(Website and app data records)
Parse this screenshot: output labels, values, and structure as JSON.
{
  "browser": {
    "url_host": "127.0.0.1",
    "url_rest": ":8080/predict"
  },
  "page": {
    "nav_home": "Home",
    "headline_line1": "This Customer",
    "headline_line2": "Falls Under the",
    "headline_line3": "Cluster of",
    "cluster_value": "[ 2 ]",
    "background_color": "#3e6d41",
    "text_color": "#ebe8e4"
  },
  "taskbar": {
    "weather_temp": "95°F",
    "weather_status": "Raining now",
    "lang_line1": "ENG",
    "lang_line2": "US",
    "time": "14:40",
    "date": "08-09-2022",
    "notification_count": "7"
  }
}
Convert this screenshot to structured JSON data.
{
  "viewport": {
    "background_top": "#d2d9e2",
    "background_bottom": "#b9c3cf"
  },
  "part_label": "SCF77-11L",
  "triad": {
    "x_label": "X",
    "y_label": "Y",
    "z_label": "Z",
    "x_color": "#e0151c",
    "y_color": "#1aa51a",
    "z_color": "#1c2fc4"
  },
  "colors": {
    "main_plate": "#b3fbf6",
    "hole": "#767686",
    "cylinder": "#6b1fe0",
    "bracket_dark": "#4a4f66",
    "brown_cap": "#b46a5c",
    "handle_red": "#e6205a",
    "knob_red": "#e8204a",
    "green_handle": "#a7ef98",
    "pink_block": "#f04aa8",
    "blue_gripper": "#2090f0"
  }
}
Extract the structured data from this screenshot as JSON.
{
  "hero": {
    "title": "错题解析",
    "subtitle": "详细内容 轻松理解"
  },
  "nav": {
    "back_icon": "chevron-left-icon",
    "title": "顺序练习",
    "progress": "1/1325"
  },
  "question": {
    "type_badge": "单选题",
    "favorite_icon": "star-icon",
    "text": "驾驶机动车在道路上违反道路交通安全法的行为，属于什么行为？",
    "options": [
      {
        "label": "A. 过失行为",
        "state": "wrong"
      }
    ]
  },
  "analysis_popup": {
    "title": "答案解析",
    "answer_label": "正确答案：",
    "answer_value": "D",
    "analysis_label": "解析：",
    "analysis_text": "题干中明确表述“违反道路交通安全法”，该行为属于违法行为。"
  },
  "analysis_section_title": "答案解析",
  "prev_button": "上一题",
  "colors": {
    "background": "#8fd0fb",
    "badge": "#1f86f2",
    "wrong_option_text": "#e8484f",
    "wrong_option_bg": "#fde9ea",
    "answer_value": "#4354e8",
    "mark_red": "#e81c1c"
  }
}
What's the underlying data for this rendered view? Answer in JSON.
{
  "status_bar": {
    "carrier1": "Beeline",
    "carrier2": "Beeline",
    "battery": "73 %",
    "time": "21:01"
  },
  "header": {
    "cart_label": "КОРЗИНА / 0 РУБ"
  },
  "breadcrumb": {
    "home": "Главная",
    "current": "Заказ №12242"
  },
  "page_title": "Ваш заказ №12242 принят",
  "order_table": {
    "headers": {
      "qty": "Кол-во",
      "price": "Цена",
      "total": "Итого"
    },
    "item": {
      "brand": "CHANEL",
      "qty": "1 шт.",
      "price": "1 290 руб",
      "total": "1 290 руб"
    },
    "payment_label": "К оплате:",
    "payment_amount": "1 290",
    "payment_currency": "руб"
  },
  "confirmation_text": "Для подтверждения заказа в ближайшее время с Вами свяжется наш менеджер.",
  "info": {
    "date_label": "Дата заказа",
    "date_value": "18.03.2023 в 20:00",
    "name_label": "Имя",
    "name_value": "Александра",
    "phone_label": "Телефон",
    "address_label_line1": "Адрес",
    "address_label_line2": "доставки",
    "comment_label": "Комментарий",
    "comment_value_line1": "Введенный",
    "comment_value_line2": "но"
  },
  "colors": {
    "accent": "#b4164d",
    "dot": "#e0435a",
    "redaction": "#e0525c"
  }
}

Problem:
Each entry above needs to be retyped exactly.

Result of the exercise:
Parse this screenshot: output labels, values, and structure as JSON.
{
  "browser": {
    "url_host": "127.0.0.1",
    "url_rest": ":8080/predict"
  },
  "page": {
    "nav_home": "Home",
    "headline_line1": "This Customer",
    "headline_line2": "Falls Under the",
    "headline_line3": "Cluster of",
    "cluster_value": "[ 2 ]",
    "background_color": "#3e6d41",
    "text_color": "#ebe8e4"
  },
  "taskbar": {
    "weather_temp": "95°F",
    "weather_status": "Raining now",
    "lang_line1": "ENG",
    "lang_line2": "US",
    "time": "14:40",
    "date": "08-09-2022",
    "notification_count": "7"
  }
}
Convert this screenshot to structured JSON data.
{
  "viewport": {
    "background_top": "#d2d9e2",
    "background_bottom": "#b9c3cf"
  },
  "part_label": "SCF77-11L",
  "triad": {
    "x_label": "X",
    "y_label": "Y",
    "z_label": "Z",
    "x_color": "#e0151c",
    "y_color": "#1aa51a",
    "z_color": "#1c2fc4"
  },
  "colors": {
    "main_plate": "#b3fbf6",
    "hole": "#767686",
    "cylinder": "#6b1fe0",
    "bracket_dark": "#4a4f66",
    "brown_cap": "#b46a5c",
    "handle_red": "#e6205a",
    "knob_red": "#e8204a",
    "green_handle": "#a7ef98",
    "pink_block": "#f04aa8",
    "blue_gripper": "#2090f0"
  }
}
Extract the structured data from this screenshot as JSON.
{
  "hero": {
    "title": "错题解析",
    "subtitle": "详细内容 轻松理解"
  },
  "nav": {
    "back_icon": "chevron-left-icon",
    "title": "顺序练习",
    "progress": "1/1325"
  },
  "question": {
    "type_badge": "单选题",
    "favorite_icon": "star-icon",
    "text": "驾驶机动车在道路上违反道路交通安全法的行为，属于什么行为？",
    "options": [
      {
        "label": "A. 过失行为",
        "state": "wrong"
      }
    ]
  },
  "analysis_popup": {
    "title": "答案解析",
    "answer_label": "正确答案：",
    "answer_value": "D",
    "analysis_label": "解析：",
    "analysis_text": "题干中明确表述“违反道路交通安全法”，该行为属于违法行为。"
  },
  "analysis_section_title": "答案解析",
  "prev_button": "上一题",
  "colors": {
    "background": "#8fd0fb",
    "badge": "#1f86f2",
    "wrong_option_text": "#e8484f",
    "wrong_option_bg": "#fde9ea",
    "answer_value": "#4354e8",
    "mark_red": "#e81c1c"
  }
}
What's the underlying data for this rendered view? Answer in JSON.
{
  "status_bar": {
    "carrier1": "Beeline",
    "carrier2": "Beeline",
    "battery": "73 %",
    "time": "21:01"
  },
  "header": {
    "cart_label": "КОРЗИНА / 0 РУБ"
  },
  "breadcrumb": {
    "home": "Главная",
    "current": "Заказ №12242"
  },
  "page_title": "Ваш заказ №12242 принят",
  "order_table": {
    "headers": {
      "qty": "Кол-во",
      "price": "Цена",
      "total": "Итого"
    },
    "item": {
      "brand": "CHANEL",
      "qty": "1 шт.",
      "price": "1 290 руб",
      "total": "1 290 руб"
    },
    "payment_label": "К оплате:",
    "payment_amount": "1 290",
    "payment_currency": "руб"
  },
  "confirmation_text": "Для подтверждения заказа в ближайшее время с Вами свяжется наш менеджер.",
  "info": {
    "date_label": "Дата заказа",
    "date_value": "18.03.2023 в 20:00",
    "name_label": "Имя",
    "name_value": "Александра",
    "phone_label": "Телефон",
    "address_label_line1": "Адрес",
    "address_label_line2": "доставки",
    "comment_label": "Комментарий",
    "comment_value_line1": "Введенный",
    "comment_value_line2": "но"
  },
  "colors": {
    "accent": "#b4164d",
    "dot": "#e0435a",
    "redaction": "#e0525c"
  }
}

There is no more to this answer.